## Your goal
Which lines in the data below contain the word "link"? Pull each of them out.

## Given data

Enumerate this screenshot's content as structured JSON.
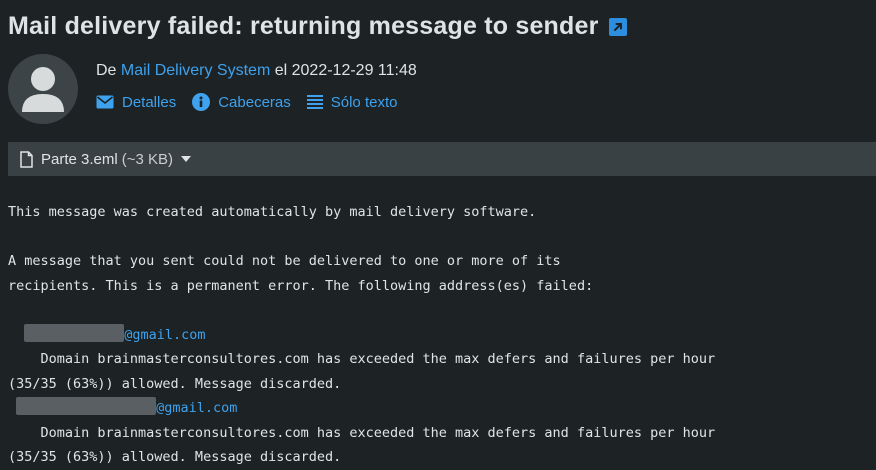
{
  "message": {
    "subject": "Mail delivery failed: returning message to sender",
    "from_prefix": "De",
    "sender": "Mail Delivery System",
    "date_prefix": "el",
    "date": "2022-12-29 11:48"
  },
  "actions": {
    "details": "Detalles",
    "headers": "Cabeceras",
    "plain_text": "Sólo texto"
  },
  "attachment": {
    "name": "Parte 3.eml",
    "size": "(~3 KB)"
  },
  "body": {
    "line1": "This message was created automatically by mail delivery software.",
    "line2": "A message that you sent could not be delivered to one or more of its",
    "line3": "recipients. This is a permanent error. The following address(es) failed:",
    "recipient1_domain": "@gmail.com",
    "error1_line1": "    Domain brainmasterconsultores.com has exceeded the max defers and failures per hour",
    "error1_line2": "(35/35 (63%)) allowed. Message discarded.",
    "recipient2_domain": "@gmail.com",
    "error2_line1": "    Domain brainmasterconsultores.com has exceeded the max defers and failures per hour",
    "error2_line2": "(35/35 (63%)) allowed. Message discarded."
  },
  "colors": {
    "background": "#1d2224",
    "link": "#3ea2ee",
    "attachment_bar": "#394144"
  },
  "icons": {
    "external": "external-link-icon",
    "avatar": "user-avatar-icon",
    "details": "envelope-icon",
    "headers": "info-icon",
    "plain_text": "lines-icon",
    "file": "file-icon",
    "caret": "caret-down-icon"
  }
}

## Response to this exercise
    "link": "#3ea2ee",
    "external": "external-link-icon",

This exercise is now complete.